Incidence of cutaneous squamous cell carcinoma was observed in 7% of patients receiving dabrafenib 150mg/trametinib 2mg, compared with 19% in the monotherapy dabrafenib monotherapy arm (P=0.09). Median PFS was 9.4 months in the dabrafenib 150mg/trametinib 2mg arm vs 5.8 months in the monotherapy arm (HR for progression or death 0.39; 95% CI, 0.25 to 0.62; P<0.001). Rate of complete or partial response was 76% with the combination therapy vs 54% with monotherapy (P=0.03).

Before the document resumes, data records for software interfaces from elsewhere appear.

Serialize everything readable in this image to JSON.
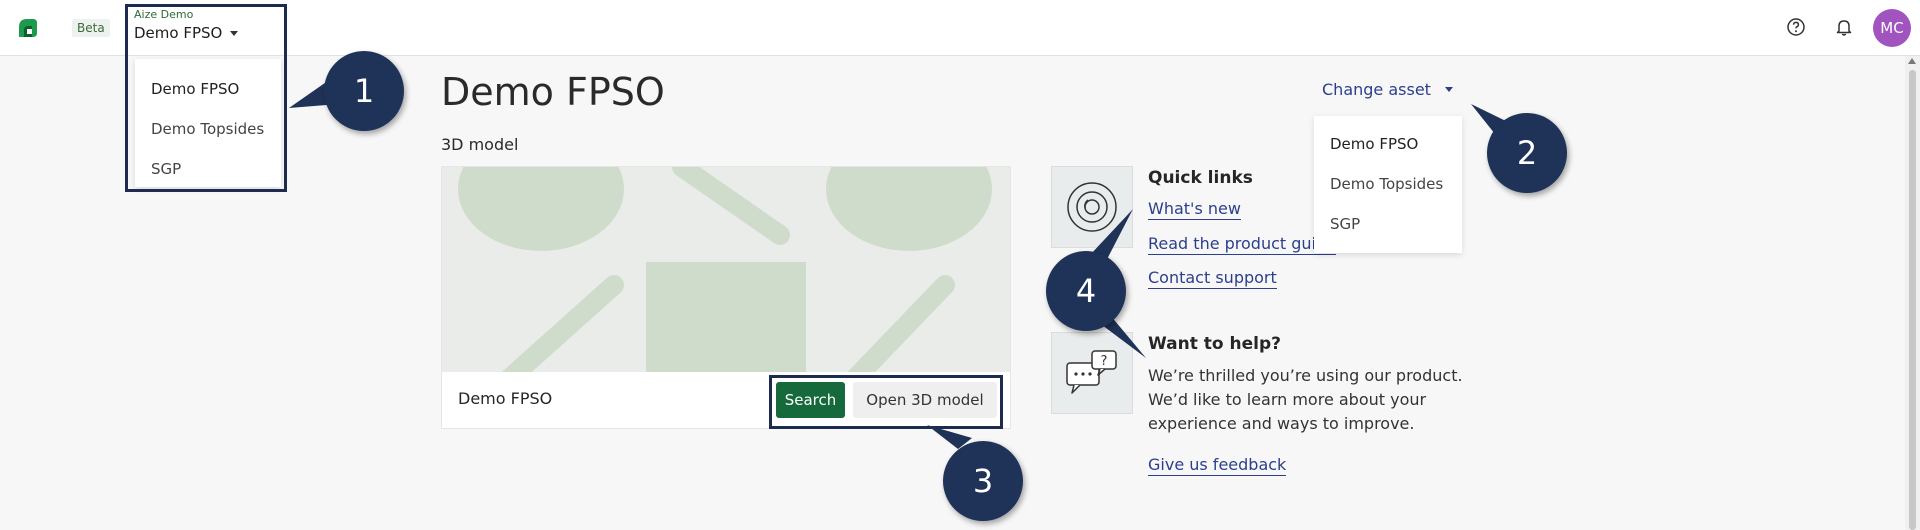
{
  "header": {
    "beta_label": "Beta",
    "org_small": "Aize Demo",
    "org_name": "Demo FPSO",
    "avatar_initials": "MC",
    "icons": [
      "help-icon",
      "bell-icon"
    ]
  },
  "org_menu": {
    "items": [
      "Demo FPSO",
      "Demo Topsides",
      "SGP"
    ]
  },
  "main": {
    "title": "Demo FPSO",
    "model_label": "3D model",
    "model_name": "Demo FPSO",
    "search_label": "Search",
    "open_model_label": "Open 3D model"
  },
  "asset_switch": {
    "label": "Change asset",
    "items": [
      "Demo FPSO",
      "Demo Topsides",
      "SGP"
    ]
  },
  "quick_links": {
    "heading": "Quick links",
    "links": [
      "What's new",
      "Read the product guide",
      "Contact support"
    ]
  },
  "help": {
    "heading": "Want to help?",
    "text": "We’re thrilled you’re using our product. We’d like to learn more about your experience and ways to improve.",
    "feedback_label": "Give us feedback"
  },
  "annotations": [
    "1",
    "2",
    "3",
    "4"
  ],
  "colors": {
    "brand_green": "#16693a",
    "link_blue": "#2b3f8c",
    "annotation_navy": "#1f3258",
    "avatar_purple": "#a154bf"
  }
}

In patients receiving dabrafenib 150mg/trametinib 2mg, pyrexia occurred in 71% of patients vs 26% in the dabrafenib monotherapy arm, with dose-limiting toxic effects infrequently observed in the combination arm.

Among patients who received the combination, 41% had not progressed 12 months after treatment initiation vs 9% in the monotherapy arm, said Georgina V. Long, MD, PhD, of Westmead Hospital and the Melanoma Institute Australia, in presenting the results at ESMO.

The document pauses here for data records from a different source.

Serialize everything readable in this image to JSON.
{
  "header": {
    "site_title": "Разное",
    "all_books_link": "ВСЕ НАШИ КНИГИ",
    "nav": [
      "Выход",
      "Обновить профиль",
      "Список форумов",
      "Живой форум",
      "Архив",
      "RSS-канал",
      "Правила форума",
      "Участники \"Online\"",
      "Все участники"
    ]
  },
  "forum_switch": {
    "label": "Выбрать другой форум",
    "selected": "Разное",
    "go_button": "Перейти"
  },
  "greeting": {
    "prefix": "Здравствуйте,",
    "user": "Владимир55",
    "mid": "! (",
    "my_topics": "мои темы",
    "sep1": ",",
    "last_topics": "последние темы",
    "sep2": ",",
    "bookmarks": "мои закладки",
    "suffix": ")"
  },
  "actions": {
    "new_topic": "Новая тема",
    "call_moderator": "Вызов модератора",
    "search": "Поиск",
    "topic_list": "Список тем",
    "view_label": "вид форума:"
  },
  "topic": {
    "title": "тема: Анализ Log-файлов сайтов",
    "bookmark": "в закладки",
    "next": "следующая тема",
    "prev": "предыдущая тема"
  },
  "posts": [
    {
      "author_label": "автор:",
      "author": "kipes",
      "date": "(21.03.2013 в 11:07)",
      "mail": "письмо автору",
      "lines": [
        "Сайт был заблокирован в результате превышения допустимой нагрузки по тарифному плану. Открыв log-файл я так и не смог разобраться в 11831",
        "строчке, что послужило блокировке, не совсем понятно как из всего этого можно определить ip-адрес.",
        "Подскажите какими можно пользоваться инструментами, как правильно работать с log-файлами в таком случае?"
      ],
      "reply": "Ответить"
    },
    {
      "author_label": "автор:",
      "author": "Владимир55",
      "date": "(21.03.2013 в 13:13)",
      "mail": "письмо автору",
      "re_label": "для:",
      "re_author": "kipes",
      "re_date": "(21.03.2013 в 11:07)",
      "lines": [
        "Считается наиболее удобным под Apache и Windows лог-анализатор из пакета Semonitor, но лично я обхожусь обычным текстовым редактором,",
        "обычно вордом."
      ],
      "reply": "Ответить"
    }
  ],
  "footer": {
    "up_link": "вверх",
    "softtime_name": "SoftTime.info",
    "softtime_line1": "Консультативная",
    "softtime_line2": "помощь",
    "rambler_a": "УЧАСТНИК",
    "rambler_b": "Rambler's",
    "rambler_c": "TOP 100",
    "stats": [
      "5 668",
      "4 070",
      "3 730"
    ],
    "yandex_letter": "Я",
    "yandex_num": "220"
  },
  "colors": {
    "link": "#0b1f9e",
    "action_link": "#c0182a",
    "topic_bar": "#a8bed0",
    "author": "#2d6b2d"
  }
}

The study was funded by GlaxoS




ESMO abstract (# LBA27_PR)